Part of the attraction of citywide events like the LFA is the way that temporary structures are parachuted into the city streets. Architects and engineers have an ongoing fascination with pavilions; they offer up a way of re-inventing the urban realm without the need for pesky long-term permissions or consultations, giving passers-by an instant hit of three-dimensional space.
This year, the LFA was well furnished with short-term streetscape. One of our favourite structures was the Hy-Pavilion, which was set up in Park Crescent before being moved to the NLA HQ in Store Street for the rest of the festival. Designed by London-based engineers Price & Myers - a studio with a long and distinguished history of collaborating with cutting edge architects and facilitating their forms - the pavilion provided shelter for talks and presentations, as well as the multitude of LFA visitors who just wanted somewhere shady to sit.
According to Tim Lucas, the partner at Price & Myers who oversaw the scheme, the aim was to create something 'that was made out of a very basic element - a straight line - put together in an interesting way so that it could be elegant and exciting but simple to make and build.' The main body of the pavilion is created from black cord and timber beams, 'arranged in the shape of two intersecting hyperbolic paraboloids. These are the geometric form that lends its name to the pavilion,' says Lucas.
The self-supporting structure was a (relative) breeze to erect. By linking the main beams in the middle and at their tips ('like four pairs of scissors') the pavilion acts like a giant mechanism that rises up as the corners are pulled together. As a result, the engineers point out, 'the three storey high structure can be put up without any need for cranes or scaffolding'.
The beams came from Finnforest, suppliers of high quality Finnish timber, while the canopy and cord were provided by Millimetre, a Brighton based firm. With stainless steel from Lancashire and construction by Hull-based Commercial Systems International, the Hy-Pavilion was low cost, swift and satisfying. We caught up with P&M to hear their thoughts on the concept of the temporary pavilion.
Is pavilion design still a useful experimental process for engineers and architects?
The lesson that we hope is conveyed is that buildings and structures can look remarkable without being complicated and expensive to make and build. The short timescale and low budget, rather than a hindrance, were an excuse to experiment with what could be done quickly, with few materials and little funding - a good exercise for any engineer or architect.
Can you apply lessons learned here to permanent buildings, or does the short timescale and low budget preclude experimentation?
The whole pavilion, once disassembled, can fit onto a 7.5 tonne flatbed truck, so can be moved, stored, and re-erected easily and relatively cheaply. The festival this year was itself an experiment on how much can be achieved with good will, collaboration and imagination - all valuable assets in any design team.
Do you think there should be more events like the LFA to encourage this kind of quasi-permanent architecture?

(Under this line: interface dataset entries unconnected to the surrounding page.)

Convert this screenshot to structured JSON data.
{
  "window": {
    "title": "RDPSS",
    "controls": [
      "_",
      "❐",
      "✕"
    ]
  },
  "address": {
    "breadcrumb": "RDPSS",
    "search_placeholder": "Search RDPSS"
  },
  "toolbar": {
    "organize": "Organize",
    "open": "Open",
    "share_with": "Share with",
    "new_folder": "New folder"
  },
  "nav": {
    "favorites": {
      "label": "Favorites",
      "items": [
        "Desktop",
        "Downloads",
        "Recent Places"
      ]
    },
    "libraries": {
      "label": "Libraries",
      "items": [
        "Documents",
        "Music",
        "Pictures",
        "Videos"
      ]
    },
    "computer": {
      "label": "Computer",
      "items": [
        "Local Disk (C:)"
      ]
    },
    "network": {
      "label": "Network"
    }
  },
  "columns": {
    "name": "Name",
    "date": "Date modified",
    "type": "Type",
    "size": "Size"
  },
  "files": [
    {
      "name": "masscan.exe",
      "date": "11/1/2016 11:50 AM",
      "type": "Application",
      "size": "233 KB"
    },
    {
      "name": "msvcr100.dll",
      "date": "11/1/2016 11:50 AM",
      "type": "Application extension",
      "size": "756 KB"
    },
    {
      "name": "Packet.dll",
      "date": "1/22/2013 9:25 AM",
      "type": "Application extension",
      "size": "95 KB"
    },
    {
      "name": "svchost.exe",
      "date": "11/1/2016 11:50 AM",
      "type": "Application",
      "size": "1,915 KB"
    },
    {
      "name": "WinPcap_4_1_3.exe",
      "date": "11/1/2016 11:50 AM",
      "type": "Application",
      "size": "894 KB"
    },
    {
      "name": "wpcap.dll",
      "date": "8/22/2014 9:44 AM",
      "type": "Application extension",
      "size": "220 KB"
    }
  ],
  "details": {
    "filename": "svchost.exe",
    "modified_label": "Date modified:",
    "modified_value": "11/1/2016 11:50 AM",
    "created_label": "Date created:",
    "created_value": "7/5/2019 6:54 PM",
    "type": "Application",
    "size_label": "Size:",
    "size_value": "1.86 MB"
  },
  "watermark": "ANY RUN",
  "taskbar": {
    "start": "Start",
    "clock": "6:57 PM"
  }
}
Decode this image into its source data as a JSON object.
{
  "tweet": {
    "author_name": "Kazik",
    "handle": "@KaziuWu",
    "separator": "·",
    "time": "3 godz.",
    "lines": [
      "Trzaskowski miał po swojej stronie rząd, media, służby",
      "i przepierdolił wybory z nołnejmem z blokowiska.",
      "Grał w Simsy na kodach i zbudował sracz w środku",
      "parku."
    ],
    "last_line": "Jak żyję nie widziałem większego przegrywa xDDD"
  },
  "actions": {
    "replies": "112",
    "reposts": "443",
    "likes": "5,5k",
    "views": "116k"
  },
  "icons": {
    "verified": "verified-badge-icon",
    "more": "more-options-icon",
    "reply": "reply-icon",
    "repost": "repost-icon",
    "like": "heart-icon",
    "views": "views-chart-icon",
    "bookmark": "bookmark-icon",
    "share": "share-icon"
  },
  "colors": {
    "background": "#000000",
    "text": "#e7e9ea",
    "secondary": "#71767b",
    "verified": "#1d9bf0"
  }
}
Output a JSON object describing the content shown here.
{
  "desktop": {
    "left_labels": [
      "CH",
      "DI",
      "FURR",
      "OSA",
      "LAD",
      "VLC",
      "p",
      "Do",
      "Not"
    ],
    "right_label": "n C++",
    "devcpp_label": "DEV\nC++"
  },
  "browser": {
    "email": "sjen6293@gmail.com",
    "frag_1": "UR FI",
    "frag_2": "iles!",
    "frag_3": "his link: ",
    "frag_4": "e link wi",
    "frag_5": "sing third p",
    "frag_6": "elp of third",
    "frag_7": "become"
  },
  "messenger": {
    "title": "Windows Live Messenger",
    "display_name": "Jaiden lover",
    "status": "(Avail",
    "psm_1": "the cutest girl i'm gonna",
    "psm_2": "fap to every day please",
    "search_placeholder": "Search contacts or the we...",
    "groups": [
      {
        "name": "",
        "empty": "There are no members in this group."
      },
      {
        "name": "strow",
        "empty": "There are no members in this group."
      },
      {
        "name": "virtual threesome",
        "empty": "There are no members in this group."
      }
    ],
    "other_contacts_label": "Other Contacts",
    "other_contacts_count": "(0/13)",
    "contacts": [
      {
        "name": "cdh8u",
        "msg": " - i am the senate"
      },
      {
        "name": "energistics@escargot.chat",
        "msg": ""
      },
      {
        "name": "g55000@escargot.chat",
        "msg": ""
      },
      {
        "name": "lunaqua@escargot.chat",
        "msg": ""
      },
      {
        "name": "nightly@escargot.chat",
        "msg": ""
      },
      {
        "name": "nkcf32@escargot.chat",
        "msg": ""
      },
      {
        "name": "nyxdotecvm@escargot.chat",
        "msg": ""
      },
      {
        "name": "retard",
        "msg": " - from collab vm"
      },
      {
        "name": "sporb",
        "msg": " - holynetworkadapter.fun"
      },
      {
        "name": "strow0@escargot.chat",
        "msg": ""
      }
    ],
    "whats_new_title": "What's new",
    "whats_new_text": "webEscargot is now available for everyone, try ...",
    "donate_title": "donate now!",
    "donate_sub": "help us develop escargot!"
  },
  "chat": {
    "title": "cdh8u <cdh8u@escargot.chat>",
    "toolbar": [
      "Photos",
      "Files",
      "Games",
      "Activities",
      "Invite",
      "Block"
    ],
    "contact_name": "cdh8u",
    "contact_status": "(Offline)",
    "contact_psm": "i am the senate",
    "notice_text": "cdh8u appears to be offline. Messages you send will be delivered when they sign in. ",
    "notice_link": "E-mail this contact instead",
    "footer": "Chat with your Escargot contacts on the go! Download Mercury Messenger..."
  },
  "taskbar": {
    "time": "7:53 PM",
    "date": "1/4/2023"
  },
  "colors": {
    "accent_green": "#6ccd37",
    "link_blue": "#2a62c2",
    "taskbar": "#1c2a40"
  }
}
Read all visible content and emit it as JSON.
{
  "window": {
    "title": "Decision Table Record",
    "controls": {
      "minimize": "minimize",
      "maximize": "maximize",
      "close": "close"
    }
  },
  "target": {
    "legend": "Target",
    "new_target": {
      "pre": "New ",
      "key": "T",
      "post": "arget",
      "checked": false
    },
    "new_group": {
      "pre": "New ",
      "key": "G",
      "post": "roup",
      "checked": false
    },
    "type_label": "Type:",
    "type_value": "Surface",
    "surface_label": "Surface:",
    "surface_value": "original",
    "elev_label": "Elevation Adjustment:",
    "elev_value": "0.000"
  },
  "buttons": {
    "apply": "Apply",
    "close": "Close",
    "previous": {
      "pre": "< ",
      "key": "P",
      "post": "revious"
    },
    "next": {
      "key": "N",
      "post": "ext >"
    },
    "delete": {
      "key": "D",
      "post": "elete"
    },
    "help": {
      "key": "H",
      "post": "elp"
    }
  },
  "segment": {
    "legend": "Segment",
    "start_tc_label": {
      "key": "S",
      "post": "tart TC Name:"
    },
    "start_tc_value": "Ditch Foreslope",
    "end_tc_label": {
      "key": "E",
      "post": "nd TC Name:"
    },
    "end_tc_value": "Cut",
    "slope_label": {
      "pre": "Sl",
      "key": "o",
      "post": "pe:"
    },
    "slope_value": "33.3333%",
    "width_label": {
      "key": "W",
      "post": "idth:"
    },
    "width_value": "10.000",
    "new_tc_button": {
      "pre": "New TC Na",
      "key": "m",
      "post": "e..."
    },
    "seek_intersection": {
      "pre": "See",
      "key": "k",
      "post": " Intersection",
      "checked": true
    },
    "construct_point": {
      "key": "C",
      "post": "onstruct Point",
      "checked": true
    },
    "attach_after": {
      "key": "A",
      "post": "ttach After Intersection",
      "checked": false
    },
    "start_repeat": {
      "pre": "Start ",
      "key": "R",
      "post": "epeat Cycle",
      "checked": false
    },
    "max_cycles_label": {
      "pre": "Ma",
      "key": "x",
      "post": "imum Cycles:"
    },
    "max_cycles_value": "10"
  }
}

The festival is now such a vast celebration of the built environment, inclusive of so many parts of London, that we perhaps couldn't and shouldn't have anything else similar here. The fact that it happens every two years and is so well known means that practices can save up time, budgets and ideas to do something special. It would however be great to see it becoming a national celebration of architecture - maybe the Festival of Architecture: Edinburgh/Belfast/Liverpool?
What will happen to the pavilion after the festival?
The Hy-pavilion will go on to feature in other festivals and industry exhibitions. We welcome any comments and suggestions...